The Crusades, Islam, and Francis of Assisi’s Mission of Peace

By Paul Moses / Random House, Inc

$16.99

[ Read an  excerpt…]

 

The 911 Campaign for the Christian Peacemaker Teams.

By Shane Claiborne / Jonathan Wilson-Hartgrove.
26 August 2009

As we remember the eighth anniversary of the September 11, 2001, we join our voices with the psalmist in a cry of lament: “How long, O Lord, until Abel’s blood stops crying, until justice rolls down like waters, until the lion can lay down with the lamb in a restored creation?” We lament the violence suffered by 9/11 victims and their families. And we lament the violence that people in Afghanistan and Iraq have suffered these past eight years. We cry out against the violence, and we want to act now for peace.
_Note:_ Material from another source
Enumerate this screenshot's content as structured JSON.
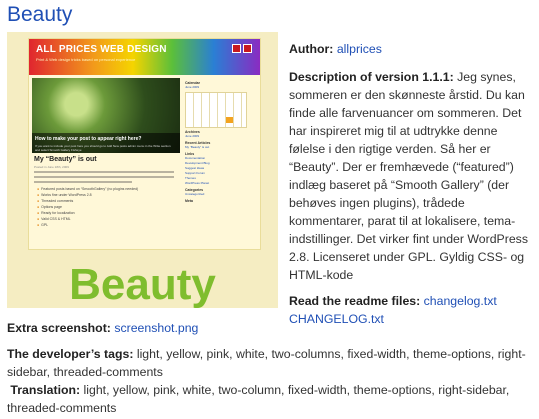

A couple of decades ago our brother Ron Sider made the following statement: “Making peace is as costly as waging war. Unless we are prepared to pay the cost of peacemaking, we have no right to claim the label or preach the message.” Before long the Christian Peacemaker Teams was born. CPT has been interrupting injustice and respectfully partnering with local nonviolent movements in some of the toughest corners on the planet for years. CPTers radiate the sort of courage and imagination we need if we are to expect folks to take our cross seriously in a world riddled with terror and smart bombs. For this reason, many of us have joined delegations like the one we went to Iraq with in March of 2003.

This sort of Christian “witness” is marked by the truth at the center of the Christian message – greater love has no one than those who are willing to lay down their lives for others. There is something worth dying for, but nothing worth killing for. No doubt, CPT is a new face of global missions in a world of omnipresent war—a witness to the God that loves evildoers so much he died for them, for us. These days, the cross presents a beautiful alternative to the sword. Continue Reading…